EXERCISE MATERIALS below:
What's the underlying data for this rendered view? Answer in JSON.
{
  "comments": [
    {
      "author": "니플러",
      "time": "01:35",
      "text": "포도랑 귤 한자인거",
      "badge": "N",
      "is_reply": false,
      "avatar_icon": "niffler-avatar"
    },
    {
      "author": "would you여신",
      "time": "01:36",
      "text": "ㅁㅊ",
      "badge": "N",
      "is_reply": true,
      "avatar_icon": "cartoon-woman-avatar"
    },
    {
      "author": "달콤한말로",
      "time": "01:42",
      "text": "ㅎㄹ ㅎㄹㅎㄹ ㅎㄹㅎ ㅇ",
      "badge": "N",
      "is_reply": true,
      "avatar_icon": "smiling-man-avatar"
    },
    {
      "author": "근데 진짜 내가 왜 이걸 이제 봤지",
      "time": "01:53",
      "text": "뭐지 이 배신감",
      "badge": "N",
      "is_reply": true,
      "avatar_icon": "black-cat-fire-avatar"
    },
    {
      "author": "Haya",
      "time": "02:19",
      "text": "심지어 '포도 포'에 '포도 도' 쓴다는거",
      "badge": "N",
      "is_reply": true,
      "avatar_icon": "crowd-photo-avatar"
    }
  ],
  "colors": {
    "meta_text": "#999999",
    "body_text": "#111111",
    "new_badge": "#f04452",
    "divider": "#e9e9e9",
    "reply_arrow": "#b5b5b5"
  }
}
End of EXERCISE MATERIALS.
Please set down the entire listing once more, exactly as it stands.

What's the underlying data for this rendered view? Answer in JSON.
{
  "comments": [
    {
      "author": "니플러",
      "time": "01:35",
      "text": "포도랑 귤 한자인거",
      "badge": "N",
      "is_reply": false,
      "avatar_icon": "niffler-avatar"
    },
    {
      "author": "would you여신",
      "time": "01:36",
      "text": "ㅁㅊ",
      "badge": "N",
      "is_reply": true,
      "avatar_icon": "cartoon-woman-avatar"
    },
    {
      "author": "달콤한말로",
      "time": "01:42",
      "text": "ㅎㄹ ㅎㄹㅎㄹ ㅎㄹㅎ ㅇ",
      "badge": "N",
      "is_reply": true,
      "avatar_icon": "smiling-man-avatar"
    },
    {
      "author": "근데 진짜 내가 왜 이걸 이제 봤지",
      "time": "01:53",
      "text": "뭐지 이 배신감",
      "badge": "N",
      "is_reply": true,
      "avatar_icon": "black-cat-fire-avatar"
    },
    {
      "author": "Haya",
      "time": "02:19",
      "text": "심지어 '포도 포'에 '포도 도' 쓴다는거",
      "badge": "N",
      "is_reply": true,
      "avatar_icon": "crowd-photo-avatar"
    }
  ],
  "colors": {
    "meta_text": "#999999",
    "body_text": "#111111",
    "new_badge": "#f04452",
    "divider": "#e9e9e9",
    "reply_arrow": "#b5b5b5"
  }
}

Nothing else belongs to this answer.